Data about app and page elements:
________________________

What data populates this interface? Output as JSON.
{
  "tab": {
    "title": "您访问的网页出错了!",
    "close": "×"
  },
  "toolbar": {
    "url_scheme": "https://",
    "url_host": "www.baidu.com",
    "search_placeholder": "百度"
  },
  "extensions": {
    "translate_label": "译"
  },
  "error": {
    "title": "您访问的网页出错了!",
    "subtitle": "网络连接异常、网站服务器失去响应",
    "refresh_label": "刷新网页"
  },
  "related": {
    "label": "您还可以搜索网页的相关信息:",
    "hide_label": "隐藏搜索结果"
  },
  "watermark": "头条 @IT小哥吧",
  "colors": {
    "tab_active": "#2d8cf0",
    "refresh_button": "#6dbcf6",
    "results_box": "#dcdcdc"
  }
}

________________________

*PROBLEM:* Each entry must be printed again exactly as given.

*RESULT:*
What data populates this interface? Output as JSON.
{
  "tab": {
    "title": "您访问的网页出错了!",
    "close": "×"
  },
  "toolbar": {
    "url_scheme": "https://",
    "url_host": "www.baidu.com",
    "search_placeholder": "百度"
  },
  "extensions": {
    "translate_label": "译"
  },
  "error": {
    "title": "您访问的网页出错了!",
    "subtitle": "网络连接异常、网站服务器失去响应",
    "refresh_label": "刷新网页"
  },
  "related": {
    "label": "您还可以搜索网页的相关信息:",
    "hide_label": "隐藏搜索结果"
  },
  "watermark": "头条 @IT小哥吧",
  "colors": {
    "tab_active": "#2d8cf0",
    "refresh_button": "#6dbcf6",
    "results_box": "#dcdcdc"
  }
}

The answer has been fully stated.